Later on, she told me how I was one of the few moms she knows who actually wears makeup. I secretly laughed to myself about the inside joke that only I knew: it was all for an experiment! Even though I thought it was funny, I didn't know if she was commending me for being a woman who didn't "give up her routine" once baby arrived, or if she was saying it to make a point, that most moms don't wear makeup, and they should.

Courtesy of Stephanie Baroni Cook

I tried to go a little darker with the lips for my second outing, because I figured, why not? I was headed to a playgroup story time with a bunch of other women. I ran into a friend who I hadn’t seen in awhile because of summer vacation, and she told me I looked great. Since she didn’t elaborate on what about me actually looked great, I have no idea if it had anything to do with the makeup. I personally think that because it was the first time since I had announced my pregnancy that she had seen me, maybe she was commenting on the total package. (OK, it was probably the makeup. I know.)

After two days, I can tell you wearing heavier makeup was fun, but so time consuming. I really liked my look for day one and felt like it was date-night appropriate, but day two was not my favorite. I think it was the dark lipstick. I really don’t see myself wearing this look on the regular, but I will definitely do it from time to time, especially when I have somewhere to go. Unsurprisingly, my husband didn’t notice anything about me had changed, even though I was so sure he would — especially with the heavier eye makeup.

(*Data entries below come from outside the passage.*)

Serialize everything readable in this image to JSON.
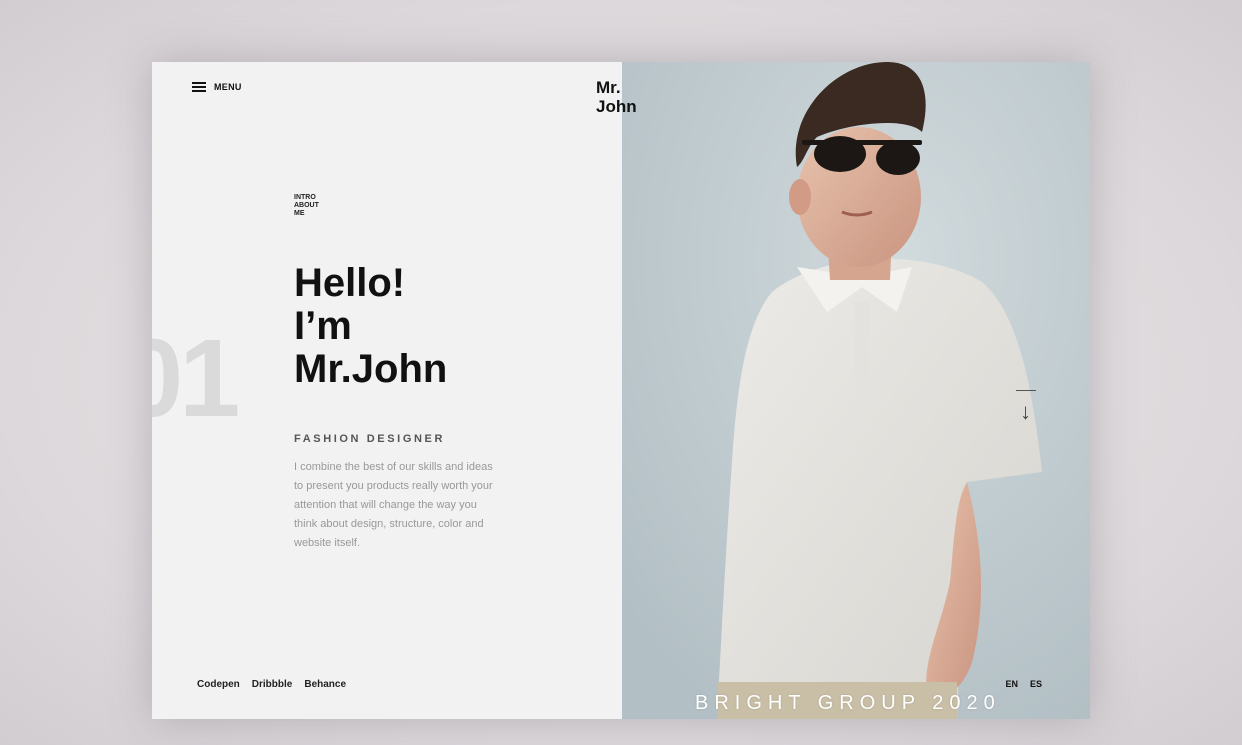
{
  "nav": {
    "menu_label": "MENU"
  },
  "brand": {
    "name": "Mr.\nJohn"
  },
  "intro": {
    "label": "INTRO\nABOUT\nME"
  },
  "hero": {
    "number": "01",
    "greeting": "Hello!\nI’m\nMr.John",
    "role": "FASHION DESIGNER",
    "description": "I combine the best of our skills and ideas to present you products really worth your attention that will change the way you think about design, structure, color and website itself."
  },
  "social": {
    "links": [
      "Codepen",
      "Dribbble",
      "Behance"
    ]
  },
  "languages": [
    "EN",
    "ES"
  ],
  "scroll": {
    "icon": "arrow-down-icon"
  },
  "watermark": "BRIGHT GROUP 2020",
  "colors": {
    "left_bg": "#f2f2f2",
    "right_bg": "#bcc8cd",
    "text": "#111111",
    "muted": "#999999"
  }
}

To his credit though, we did have a night out during this heavy-makeup week and he told me, “You look nice!” At least he commented when it mattered, right?

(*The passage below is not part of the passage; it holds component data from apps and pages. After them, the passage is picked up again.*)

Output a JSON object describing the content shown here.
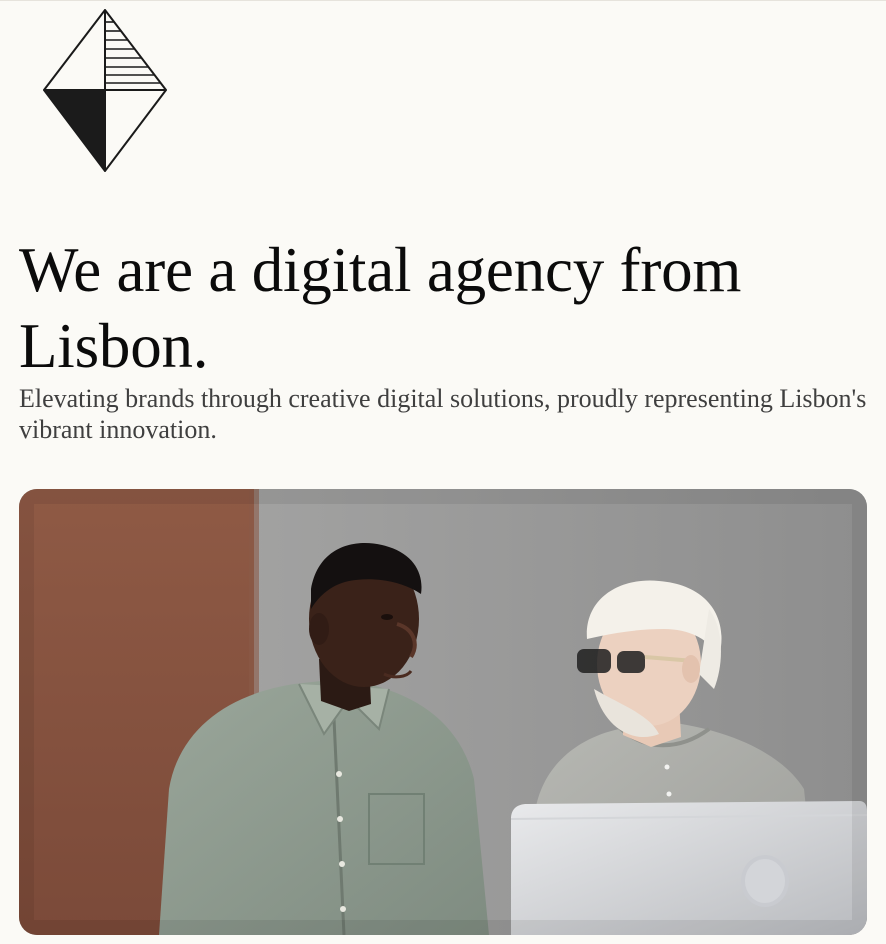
{
  "brand": {
    "logo_icon": "diamond-logo-icon"
  },
  "hero": {
    "headline": "We are a digital agency from Lisbon.",
    "subtitle": "Elevating brands through creative digital solutions, proudly representing Lisbon's vibrant innovation.",
    "image_icon": "team-photo"
  },
  "colors": {
    "background": "#fbfaf6",
    "text": "#0b0b0b",
    "subtext": "#3f3f3f"
  }
}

Did I Miss Wearing Makeup?

I didn’t know what to expect when I started out on this experiment. I half-heartedly thought maybe the only people who’d say anything would be my husband or my close friends, but I was wrong. Ironically, it wasn’t the people who saw me everyday who noticed anything, it was the people I rarely see who did. It really made me think about how blind we can be sometimes, so caught up in our own worlds, our daily tasks, and going from point A to point B that we don’t even notice when those closest to us are changing right in front of us. If they aren’t noticing the makeup, what else aren’t they noticing? And for that matter, what am I missing about the people in my life?

As an adult and a woman, and as someone who isn’t seeking affirmation from others around me based off my looks, I’m not bothered that some were paying attention to my face while others weren’t. I’m really not in the business of seeking compliments like that anymore. And I can’t blame my friends for not noticing, either, because the truth is we’re all so exhausted from raising kids that the most we’re concerned with is when we’ll be able to sneak a shower or some alone time in the bathroom. As for my husband, we’ve been married 12 years and have long passed the honeymoon phase. We don’t compliment each other daily because we’re too busy raising kids, working, and trying not to fall asleep at the table.

I am, however, relieved to know the “dress to impress” pressure of my younger years no longer bothers me. My circle of friends and family care far less about how I look and are instead more concerned with what kind of person I am. After years and years of seeking acceptance through my looks, this comes as a major relief. High school was hard for me, I had cystic acne (which I’d later find out due to my PCOS) and people were quick to point it out. Wearing makeup became a shield for me, a protection that I wouldn’t leave the house without. In my mid-20s, I went on Accutane and it worked surprisingly well. As a result, makeup became less important to me.

That said, though, I will admit I was reminded of how much fun I used to have wearing makeup. Even with time constraints, I don’t see why I can’t put forth the effort now and again. I mean, afterall, I do own a mini Sephora.